Thursday, May 3, 2012

The Crack in the Lens - Darlene Cypser

Darlene Cypser's The Crack in the Lens, I can honestly say, is not a book I liked.

It is a book I LOVED.


Sherlock Holmes is seventeen in this novel and has just returned to Mycroft Manor after spending two years in France, recovering from an illness and building up his physical strength by learning fencing and boxing.  When he is back at the manor, his father, Squire Holmes, doesn't let him dillydally for long,  He gets him a math tutor, because he expects his youngest son to go to university and become an engineer.  I should have seen it coming.  I really should have.  But I didn't until I read the father telling Young Sherlock Holmes (sorry, had to get that movie title in,) that his new tutor "wrote a treatise on the binomial theorum," and my mouth dropped open.  Because who, as a Sherlock Holmes fan, doesn't know who wrote that treatise?  Of course, it is the one and only Professor James Moriarty.

Holmes and Moriarty clash, but Moriarty wins over everyone else in the household and is able, throughout the novel, to completely discredit Sherlock to his father.

But that's only part of it.  Sherlock, while riding on the moors, meets a young woman named Violet Rushdale, who works on the land that the squire has.  They fall in love, but I won't give too much away about that.

I got a slightly earlier edition of this novel, straight from Ms Cypser, for which I'm very grateful.  One thing I noticed with this edition, though, aside from the occasional missed quote at the beginning or end of a line, and (I admit, this is just what I'm used to, others may feel differently,) the non-italics French lines within the novel.  It was just odd to see something in French not written like this.  Anyway, I noticed not misspellings, but extra words added into the lines at times.  This isn't a direct quote from the book, but an example would be something like as follows:

"Sherlock mounted his horse again and as he as galloped across the moor..."

That extra 'as.'  There were quite a few examples of things like that throughout the book and as a reader, it threw me a bit.

Again, though, this is a slightly earlier edition, so perhaps Ms Cypser went through and checked/corrected these things.

Anyway, this novel, in anyone else's hands, probably would have been a horrible mess.  But Ms Cypser handles it with care, knowledge, and excellence.  It truly is a story about Holmes's character being forged through fire, so to speak.  The kind of character Sherlock Holmes is is not created easily or pleasantly.  And this book deals with those issues with absolute excellence.

I recommend this book to anyone interested in Sherlock Holmes, and anyone interested in quality literature.  I, for one, can't wait for the trilogy sequel.  :)


  1. You scared me there with that first line.

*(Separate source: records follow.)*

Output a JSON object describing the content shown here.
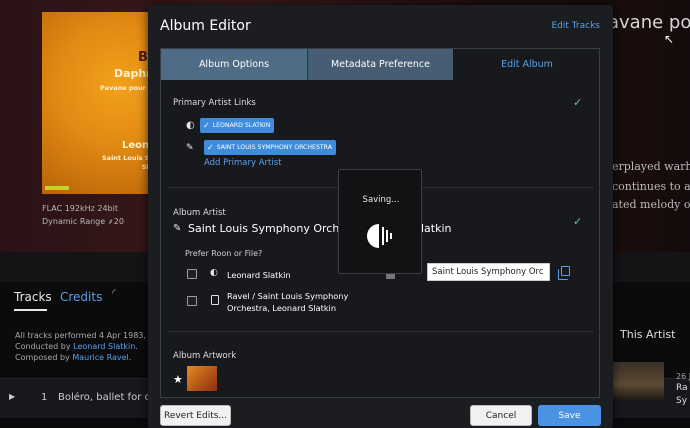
{
  "background": {
    "album_cover": {
      "line1": "B",
      "line2": "Daphni",
      "line3": "Pavane pour un",
      "line4": "Leone",
      "line5": "Saint Louis Symphony",
      "line6": "Sl"
    },
    "format": "FLAC 192kHz 24bit",
    "dynamic_range": "Dynamic Range",
    "dynamic_range_value": "20",
    "title_fragment": "avane po",
    "desc_line1": "erplayed warh",
    "desc_line2": "continues to ap",
    "desc_line3": "ated melody ov",
    "tabs": {
      "tracks": "Tracks",
      "credits": "Credits"
    },
    "performed_line": "All tracks performed 4 Apr 1983, Po",
    "conducted_prefix": "Conducted by ",
    "conducted_link": "Leonard Slatkin",
    "conducted_suffix": ".",
    "composed_prefix": "Composed by ",
    "composed_link": "Maurice Ravel",
    "composed_suffix": ".",
    "this_artist": "This Artist",
    "track_number": "1",
    "track_title": "Boléro, ballet for orc",
    "right_frag1": "26 J",
    "right_frag2": "Ra",
    "right_frag3": "Sy"
  },
  "dialog": {
    "title": "Album Editor",
    "edit_tracks_link": "Edit Tracks",
    "tabs": [
      {
        "label": "Album Options",
        "active": false
      },
      {
        "label": "Metadata Preference",
        "active": false
      },
      {
        "label": "Edit Album",
        "active": true
      }
    ],
    "primary_artist_section": {
      "label": "Primary Artist Links",
      "chips": [
        "LEONARD SLATKIN",
        "SAINT LOUIS SYMPHONY ORCHESTRA"
      ],
      "add_link": "Add Primary Artist"
    },
    "album_artist_section": {
      "label": "Album Artist",
      "value_left": "Saint Louis Symphony Orches",
      "value_right": "latkin",
      "prefer_label": "Prefer Roon or File?",
      "option_roon": "Leonard Slatkin",
      "option_file_line1": "Ravel / Saint Louis Symphony",
      "option_file_line2": "Orchestra, Leonard Slatkin",
      "input_value": "Saint Louis Symphony Orc"
    },
    "artwork_section": {
      "label": "Album Artwork"
    },
    "buttons": {
      "revert": "Revert Edits...",
      "cancel": "Cancel",
      "save": "Save"
    }
  },
  "saving_overlay": {
    "label": "Saving..."
  },
  "colors": {
    "accent": "#4a93e3",
    "link": "#5aa0e8",
    "check": "#5fcf9a",
    "tab_inactive": "#4f6c86"
  }
}
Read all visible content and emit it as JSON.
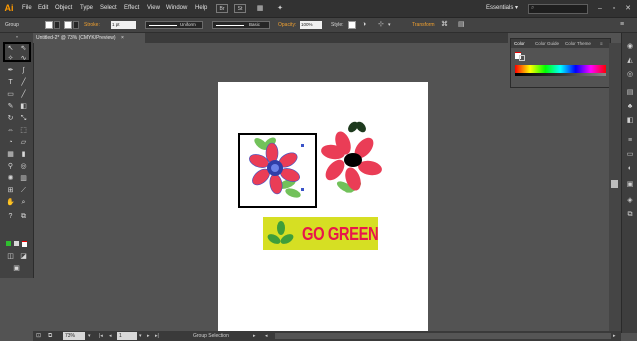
{
  "app": {
    "logo": "Ai"
  },
  "menu": [
    "File",
    "Edit",
    "Object",
    "Type",
    "Select",
    "Effect",
    "View",
    "Window",
    "Help"
  ],
  "menu_icons": {
    "br": "Br",
    "st": "St"
  },
  "workspace": {
    "label": "Essentials",
    "search_placeholder": ""
  },
  "control_bar": {
    "selection": "Group",
    "stroke_label": "Stroke:",
    "stroke_weight": "1 pt",
    "profile": "Uniform",
    "brush": "Basic",
    "opacity_label": "Opacity:",
    "opacity_value": "100%",
    "style_label": "Style:",
    "transform_label": "Transform"
  },
  "document_tab": {
    "title": "Untitled-2* @ 73% (CMYK/Preview)",
    "close": "×"
  },
  "color_panel": {
    "tabs": [
      "Color",
      "Color Guide",
      "Color Theme"
    ]
  },
  "status_bar": {
    "zoom": "73%",
    "page": "1",
    "tool": "Group Selection"
  },
  "artwork": {
    "banner_text": "GO GREEN"
  },
  "colors": {
    "petal": "#ea3d56",
    "leaf": "#72c15a",
    "banner": "#d6df23",
    "banner_text": "#e8164b",
    "flower_center": "#2f3fa8",
    "selection_blue": "#3a53c8"
  }
}
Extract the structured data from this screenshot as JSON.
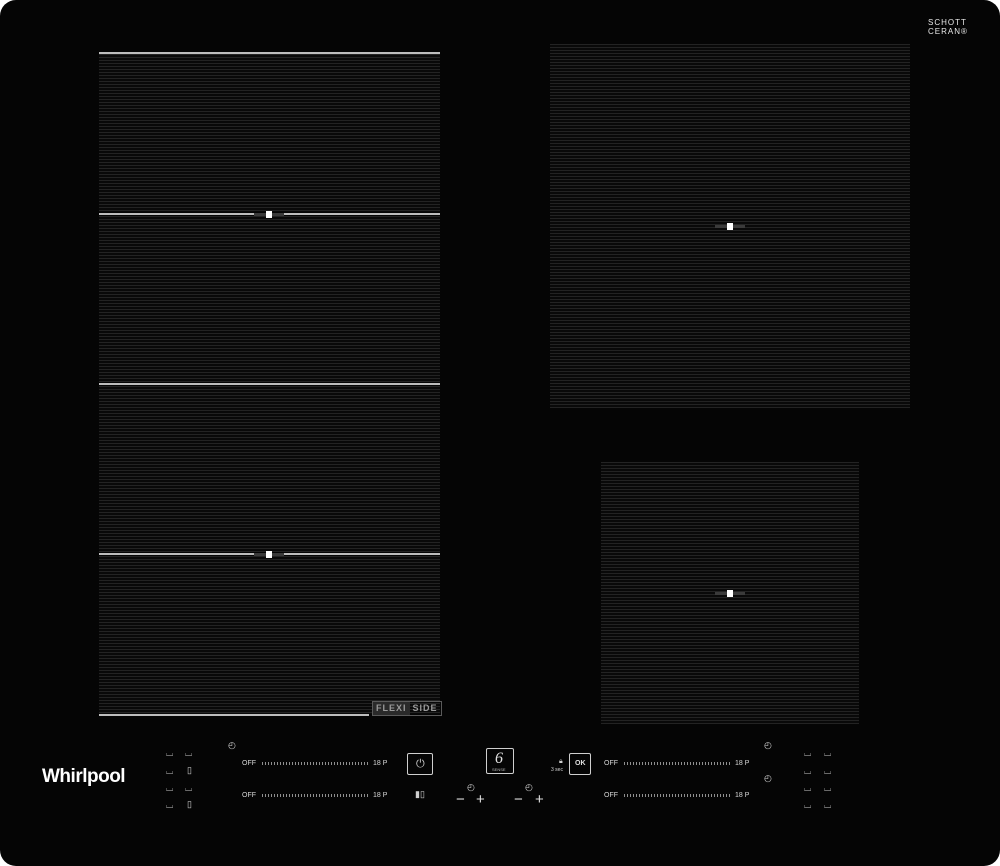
{
  "brand": {
    "schott_line1": "SCHOTT",
    "schott_line2": "CERAN®",
    "logo": "Whirlpool"
  },
  "flexi_label": [
    "FLEXI",
    "SIDE"
  ],
  "controls": {
    "left_top": {
      "off": "OFF",
      "max": "18 P"
    },
    "left_bottom": {
      "off": "OFF",
      "max": "18 P"
    },
    "right_top": {
      "off": "OFF",
      "max": "18 P"
    },
    "right_bottom": {
      "off": "OFF",
      "max": "18 P"
    },
    "sixth_sense": "6",
    "sixth_sense_sub": "SENSE",
    "ok_label": "OK",
    "lock_label": "3 sec",
    "minus": "−",
    "plus": "+"
  },
  "icons": {
    "power": "power-icon",
    "pot": "pot-icon",
    "pan": "pan-icon",
    "timer": "timer-icon",
    "lock": "lock-icon",
    "bridge": "bridge-icon"
  },
  "colors": {
    "glass": "#050505",
    "lines": "#232323",
    "text": "#d9d9d9"
  }
}
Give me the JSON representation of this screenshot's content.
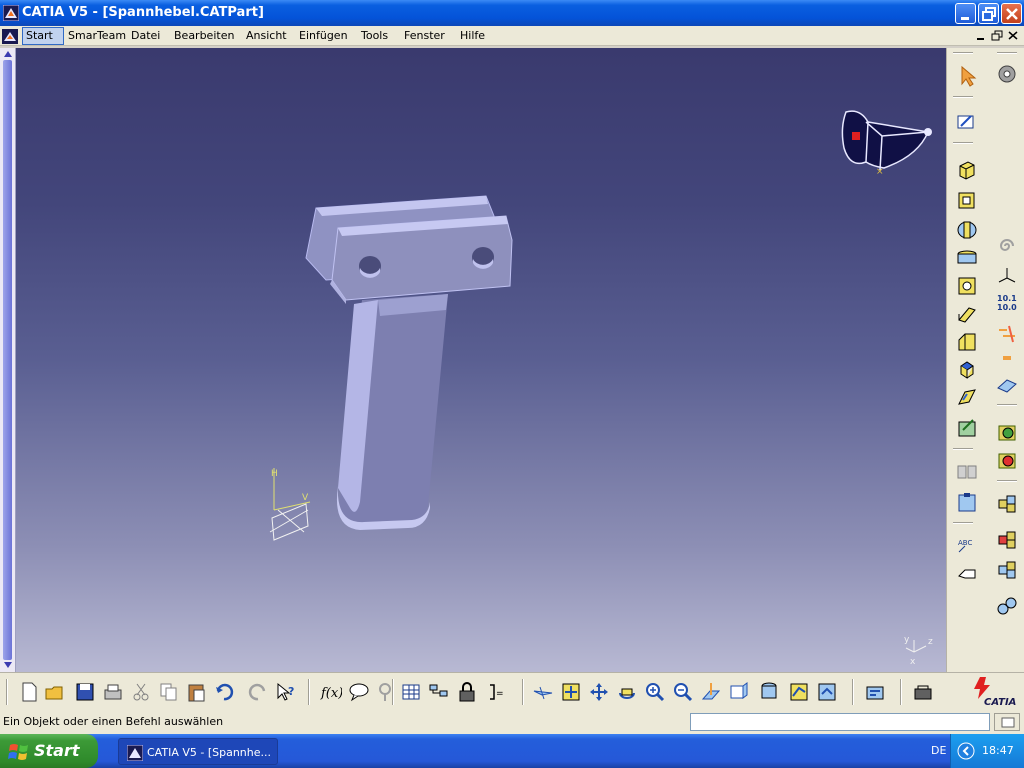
{
  "window": {
    "title": "CATIA V5 - [Spannhebel.CATPart]"
  },
  "menu": {
    "items": [
      {
        "label": "Start",
        "active": true
      },
      {
        "label": "SmarTeam"
      },
      {
        "label": "Datei"
      },
      {
        "label": "Bearbeiten"
      },
      {
        "label": "Ansicht"
      },
      {
        "label": "Einfügen"
      },
      {
        "label": "Tools"
      },
      {
        "label": "Fenster"
      },
      {
        "label": "Hilfe"
      }
    ]
  },
  "viewport": {
    "background_top": "#3a3a6e",
    "background_bottom": "#b8b9d3",
    "axis_labels": {
      "h": "H",
      "v": "V",
      "x": "x",
      "y": "y",
      "z": "z"
    }
  },
  "right_toolbar": {
    "icons": [
      "select-arrow-icon",
      "sketch-icon",
      "pad-icon",
      "pocket-icon",
      "shaft-icon",
      "rib-icon",
      "hole-icon",
      "fillet-icon",
      "chamfer-icon",
      "draft-icon",
      "shell-icon",
      "thickness-icon",
      "mirror-icon",
      "pattern-icon",
      "text-annotation-icon",
      "flag-note-icon",
      "gear-icon",
      "spiral-icon",
      "axis-system-icon",
      "measure-icon",
      "constraint-icon",
      "surface-icon",
      "apply-material-icon",
      "render-icon",
      "assembly-icon",
      "catalog-icon",
      "boolean-icon"
    ],
    "measure_text": "10.1\n10.0"
  },
  "bottom_toolbar": {
    "icons": [
      "new-icon",
      "open-icon",
      "save-icon",
      "print-icon",
      "cut-icon",
      "copy-icon",
      "paste-icon",
      "undo-icon",
      "redo-icon",
      "whats-this-icon",
      "formula-icon",
      "comment-icon",
      "search-icon",
      "table-icon",
      "tree-icon",
      "lock-icon",
      "parameters-icon",
      "fly-mode-icon",
      "fit-all-icon",
      "pan-icon",
      "rotate-icon",
      "zoom-in-icon",
      "zoom-out-icon",
      "normal-view-icon",
      "view-icon",
      "render-style-icon",
      "hide-show-icon",
      "swap-visible-icon",
      "update-icon",
      "catia-settings-icon"
    ],
    "brand": "CATIA"
  },
  "status": {
    "message": "Ein Objekt oder einen Befehl auswählen",
    "command_value": ""
  },
  "taskbar": {
    "start_label": "Start",
    "task_label": "CATIA V5 - [Spannhe...",
    "language": "DE",
    "time": "18:47"
  }
}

I just wanted to read enough of your review to see whether you liked it or not, and planner to finish it later, so I existeren in this world fora little while thinking you did not like it. Fortunately, I soon came back to find out why.

    I agree, it is a really well-done piece of Sherlock Holmes related literature. It is precisely because Ms. Cypser employs ideas from Sherlockian Scholarship ( the source of the idea that Moriarty was Holmes math tutor predates the Young Sherlock Holmes movie) that her series may well turn out to be the definitive Holmes biographer.

  2. Thank you both for your kind words.

    I do want to give credit to my pre-readers. After I spend years working on my books I enlist about a dozen Sherlockians to read the "final draft" and comment on it. Then I revise it again. I think the result is always a stronger book.

    The idea of Moriarty being Sherlock's tutor dates to at least the 1950s and W.S. Baring-Gould's biography which appeared in a few forms before being printed as "Sherlock Holmes of Baker Street." That book is now out of print but used copies can be found.

    Obviously, Nicholas Meyer turned the idea on its head in "The Seven Percent Solution." Both preceded Speilberg's movie by years. (I never watched that movie or read Mona Morstein's book before I finished this book. So any resemblance is a coincidence of Sherlockian minds thinking alike.)

    I see you are just offering that sentence as sample of the types of errors you saw because that particular line does not really appear in the book. For a list of the actual errors in that version, people can visit: All of those have been corrected in the current version.

    I guess I have only seen foreign *quotes* in italics and not foreign dialogue. No one has mentioned it before. It is worth researching.


  3. It's so funny, but when I read the first sentence of your review I was..well, I guess bewildered is the right word. "Wow," I thought, "Why didn't she like this book?" And then I read on, and was much relieved, lol!

    Leah Guinn